In what ways are you planning to revise the FISP program?

I intend to review the FISP in terms of our selection of farmers for the program and how the private sector participates. We have seen the government trying to withdraw from the agriculture sector in terms of input supply and allow the private sector to grow, and we have seen that this approach has not always worked, as many participants have abused the system. There have been cases of agro-dealers colluding on price inputs, or not having the capacity to procure or source enough input to meet the farmers' demand in some areas. Our farmers have to begin to take responsibility and understand that money will not simply fall into their laps. We want them to make money so that the government can make money. This shows the importance of developing a nationwide database through which we are able to track farmers and ensure that the support they are getting from the government is money well spent. We have also had challenges with participating banks, for example some of the E-voucher cards that we provide to farmers were delivered to farmers late in 2016. At the same time, this was only the second year of the E-voucher, and it is normal for there to be initial problems.

What is the potential in Zambia for growing exotic fruits and cashew nuts?

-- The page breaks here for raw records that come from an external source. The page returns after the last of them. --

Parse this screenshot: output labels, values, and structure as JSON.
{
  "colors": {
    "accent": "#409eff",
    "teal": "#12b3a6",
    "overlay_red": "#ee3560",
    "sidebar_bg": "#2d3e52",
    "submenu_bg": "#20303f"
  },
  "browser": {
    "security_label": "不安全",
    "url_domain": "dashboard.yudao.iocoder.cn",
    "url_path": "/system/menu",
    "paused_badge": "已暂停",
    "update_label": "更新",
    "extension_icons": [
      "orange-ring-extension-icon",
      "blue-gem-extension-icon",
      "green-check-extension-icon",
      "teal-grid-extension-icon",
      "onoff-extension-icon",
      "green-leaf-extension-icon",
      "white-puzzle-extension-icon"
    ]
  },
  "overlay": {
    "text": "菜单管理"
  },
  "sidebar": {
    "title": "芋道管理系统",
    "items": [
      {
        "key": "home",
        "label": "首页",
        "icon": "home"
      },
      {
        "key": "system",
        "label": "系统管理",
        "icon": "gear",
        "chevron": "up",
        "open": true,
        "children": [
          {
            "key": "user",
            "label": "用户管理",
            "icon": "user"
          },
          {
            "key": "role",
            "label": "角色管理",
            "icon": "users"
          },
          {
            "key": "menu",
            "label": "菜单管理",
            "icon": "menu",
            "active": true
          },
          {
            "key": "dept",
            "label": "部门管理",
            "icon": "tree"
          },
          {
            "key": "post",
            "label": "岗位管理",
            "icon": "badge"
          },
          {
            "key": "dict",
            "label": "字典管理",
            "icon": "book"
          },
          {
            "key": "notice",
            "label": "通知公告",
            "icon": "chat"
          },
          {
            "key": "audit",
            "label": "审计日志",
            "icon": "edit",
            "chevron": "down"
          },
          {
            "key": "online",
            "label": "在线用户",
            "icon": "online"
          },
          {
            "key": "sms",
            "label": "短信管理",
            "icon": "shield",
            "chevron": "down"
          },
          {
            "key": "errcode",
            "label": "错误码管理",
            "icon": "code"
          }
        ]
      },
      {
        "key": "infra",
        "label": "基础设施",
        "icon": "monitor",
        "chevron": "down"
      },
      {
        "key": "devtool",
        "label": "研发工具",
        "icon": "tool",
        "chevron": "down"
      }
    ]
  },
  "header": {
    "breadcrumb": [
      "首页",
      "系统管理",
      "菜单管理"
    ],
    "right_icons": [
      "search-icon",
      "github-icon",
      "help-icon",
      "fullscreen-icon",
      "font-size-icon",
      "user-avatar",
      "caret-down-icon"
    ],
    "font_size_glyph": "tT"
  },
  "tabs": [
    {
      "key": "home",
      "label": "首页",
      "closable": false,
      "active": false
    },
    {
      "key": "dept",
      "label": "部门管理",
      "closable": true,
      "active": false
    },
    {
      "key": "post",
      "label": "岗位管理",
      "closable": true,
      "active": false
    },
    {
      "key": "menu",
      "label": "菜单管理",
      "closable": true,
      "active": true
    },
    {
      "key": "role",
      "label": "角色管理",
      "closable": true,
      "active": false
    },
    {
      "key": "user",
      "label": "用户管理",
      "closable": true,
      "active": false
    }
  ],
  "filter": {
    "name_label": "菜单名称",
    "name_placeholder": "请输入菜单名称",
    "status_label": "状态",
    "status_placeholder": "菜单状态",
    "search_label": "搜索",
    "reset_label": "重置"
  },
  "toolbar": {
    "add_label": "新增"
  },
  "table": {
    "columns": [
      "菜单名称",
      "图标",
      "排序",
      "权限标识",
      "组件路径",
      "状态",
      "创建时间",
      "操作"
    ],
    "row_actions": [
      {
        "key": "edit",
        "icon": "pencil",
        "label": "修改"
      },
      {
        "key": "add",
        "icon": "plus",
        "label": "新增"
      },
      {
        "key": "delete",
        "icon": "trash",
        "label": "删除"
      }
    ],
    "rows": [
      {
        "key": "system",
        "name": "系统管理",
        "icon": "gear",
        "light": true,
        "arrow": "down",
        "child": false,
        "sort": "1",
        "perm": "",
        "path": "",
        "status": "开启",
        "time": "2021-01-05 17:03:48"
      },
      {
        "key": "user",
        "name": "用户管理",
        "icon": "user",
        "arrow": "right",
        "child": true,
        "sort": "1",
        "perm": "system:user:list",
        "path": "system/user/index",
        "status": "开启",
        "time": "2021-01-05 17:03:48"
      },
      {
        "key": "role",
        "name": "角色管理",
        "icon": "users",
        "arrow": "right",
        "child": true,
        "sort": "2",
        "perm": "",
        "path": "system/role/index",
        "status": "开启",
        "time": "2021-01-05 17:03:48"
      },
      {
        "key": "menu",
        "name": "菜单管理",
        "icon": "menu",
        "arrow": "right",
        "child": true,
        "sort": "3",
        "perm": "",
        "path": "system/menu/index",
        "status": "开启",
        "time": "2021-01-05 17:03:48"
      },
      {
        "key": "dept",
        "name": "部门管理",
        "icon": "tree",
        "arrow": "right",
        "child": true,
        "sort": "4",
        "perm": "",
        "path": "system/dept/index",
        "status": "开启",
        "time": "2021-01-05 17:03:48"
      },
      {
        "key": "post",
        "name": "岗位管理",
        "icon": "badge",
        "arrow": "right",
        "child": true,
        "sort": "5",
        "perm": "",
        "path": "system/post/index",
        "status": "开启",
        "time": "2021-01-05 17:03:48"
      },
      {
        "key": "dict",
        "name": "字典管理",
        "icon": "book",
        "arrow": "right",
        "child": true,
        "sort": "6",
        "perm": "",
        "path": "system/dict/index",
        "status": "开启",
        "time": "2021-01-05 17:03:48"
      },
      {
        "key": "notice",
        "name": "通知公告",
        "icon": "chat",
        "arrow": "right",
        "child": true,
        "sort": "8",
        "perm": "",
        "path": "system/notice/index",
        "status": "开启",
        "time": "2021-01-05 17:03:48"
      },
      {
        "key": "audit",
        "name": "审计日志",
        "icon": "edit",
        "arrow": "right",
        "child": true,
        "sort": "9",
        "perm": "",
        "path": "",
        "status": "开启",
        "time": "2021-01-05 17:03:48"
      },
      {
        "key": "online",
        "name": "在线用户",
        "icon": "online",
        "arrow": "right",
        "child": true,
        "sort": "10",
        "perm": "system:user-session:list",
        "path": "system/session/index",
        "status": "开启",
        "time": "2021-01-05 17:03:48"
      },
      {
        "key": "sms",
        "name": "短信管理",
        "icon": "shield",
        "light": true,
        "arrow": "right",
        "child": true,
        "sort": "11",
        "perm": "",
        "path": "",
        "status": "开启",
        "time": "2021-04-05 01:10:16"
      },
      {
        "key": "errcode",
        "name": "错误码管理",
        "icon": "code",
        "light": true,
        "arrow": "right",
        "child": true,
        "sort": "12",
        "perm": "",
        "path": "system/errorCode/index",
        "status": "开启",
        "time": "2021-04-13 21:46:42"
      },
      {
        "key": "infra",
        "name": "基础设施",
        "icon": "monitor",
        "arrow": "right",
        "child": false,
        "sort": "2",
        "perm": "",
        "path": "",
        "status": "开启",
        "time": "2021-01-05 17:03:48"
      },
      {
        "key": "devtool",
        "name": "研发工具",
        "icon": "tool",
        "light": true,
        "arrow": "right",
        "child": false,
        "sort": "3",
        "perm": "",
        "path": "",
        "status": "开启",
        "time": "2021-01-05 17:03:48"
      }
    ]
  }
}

In my constituency, seven years ago I introduced the Citizens Economic Empowerment program, stressing the profitability of cashew nuts. Cashew nuts take seven years to mature, so this year was the first harvest. This illustrates changing attitudes to cultivation of crops in Zambia. Where in the past, the country was seen as one large farm and one crop was applied to it. Now we are taking a closer look at soil patterns. For example, the western province is very sandy, and while maize can grow there, it would be better suited to a drought-tolerant crop, such as cashew nuts. We have therefore embarked on a cashew program with the African Development Bank to support farmers beyond seeds and financing, giving them assistance in terms of infrastructure, agro-processing, and capacity building. Ultimately we intend to encourage the farmers themselves to take ownership. The total amount dedicated to the western province was USD55.2 million. The money is going to 60,000 farmers, of whom 50% have to be women and another third or so have to be young people. Ultimately the project will benefit over 600,000 people in the province. At the current rate, a ton of cashew nuts is the equivalent price to a ton of copper, which illustrates the potential of this crop.